The Nuggets have two All-Stars in Iverson and Anthony--and Brown said that he thought Camby should have made the team as well--but their team defense on a night in, night out basis is not good. Denver went 32-8 down the stretch in 2005 after George Karl took over as head coach and ever since then the Nuggets have fooled a lot of people into believing that they are on the verge of being legitimate contenders; they even fooled themselves, with several of their players saying before this season that they would win 60 games (they are 36-24 now, which means that 60 wins is mathematically impossible).

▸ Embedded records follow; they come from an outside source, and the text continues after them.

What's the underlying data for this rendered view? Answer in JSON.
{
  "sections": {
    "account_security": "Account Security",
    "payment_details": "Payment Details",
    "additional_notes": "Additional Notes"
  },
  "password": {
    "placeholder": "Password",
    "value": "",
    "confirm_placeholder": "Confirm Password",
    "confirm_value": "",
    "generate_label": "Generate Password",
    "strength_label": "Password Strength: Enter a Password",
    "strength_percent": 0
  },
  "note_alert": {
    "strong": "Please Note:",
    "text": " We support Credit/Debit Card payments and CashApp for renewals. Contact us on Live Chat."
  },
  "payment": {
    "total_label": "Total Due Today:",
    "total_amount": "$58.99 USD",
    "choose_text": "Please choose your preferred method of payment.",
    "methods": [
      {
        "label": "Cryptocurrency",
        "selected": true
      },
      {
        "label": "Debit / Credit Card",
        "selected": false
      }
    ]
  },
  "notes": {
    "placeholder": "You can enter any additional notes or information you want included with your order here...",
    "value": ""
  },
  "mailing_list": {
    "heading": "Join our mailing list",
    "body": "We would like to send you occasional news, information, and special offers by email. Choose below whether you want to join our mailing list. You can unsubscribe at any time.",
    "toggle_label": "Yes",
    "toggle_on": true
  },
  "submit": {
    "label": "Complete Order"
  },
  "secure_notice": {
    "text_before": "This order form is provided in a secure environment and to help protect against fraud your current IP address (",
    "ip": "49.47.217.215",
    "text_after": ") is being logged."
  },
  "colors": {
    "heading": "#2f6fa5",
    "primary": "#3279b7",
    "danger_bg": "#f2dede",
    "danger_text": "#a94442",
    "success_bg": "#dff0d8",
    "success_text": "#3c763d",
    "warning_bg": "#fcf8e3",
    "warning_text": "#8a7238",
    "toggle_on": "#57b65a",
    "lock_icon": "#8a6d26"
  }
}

It is amusing to read or listen to mainstream media "experts" who have no idea what they are talking about; no one can predict everything correctly but many of these "experts" are so frequently completely wrong that they are fortunate that their salaries are not linked in any way to their statements actually making sense or being accurate. For instance, at the start of this season, Stephen A. Smith declared that the Nuggets would make it to the NBA Finals and that the Cavaliers would not even qualify for the playoffs. Here is what I wrote about the Nuggets in the 2007-08 edition of Lindy's Pro Basketball: "Each year we hear that this is the season that Denver will emerge as a legitimate title contender, but the Nuggets have consistently been a lower echelon playoff team for four straight years, winning between 43 and 49 games and losing in the first round of the playoffs each time." In my Western Conference Preview, I ranked the Nuggets seventh and wrote, "Carmelo Anthony is well on his way toward stringing together a Kevin Garnett-like run of first round playoff losses."
In order to win consistently in the NBA, you must rebound and defend. Those things are not glamorous but, as Pat Riley said decades ago, "No rebounds, no rings." Rebounding and defense are why the Spurs are always a very good team and why the Cavaliers' Finals run last year was not a fluke; rebounding and defense are why the Nash-era Suns have never made it to the Finals and why the Anthony-era Nuggets' playoff runs always end in the first round. To get over the top, a team usually also needs a star player who can create offense for himself and his teammates but Denver is proving that you can have two guys like that and still not be a great team if you don't also have a collective commitment to playing defense.
posted by David Friedman @ 4:25 AM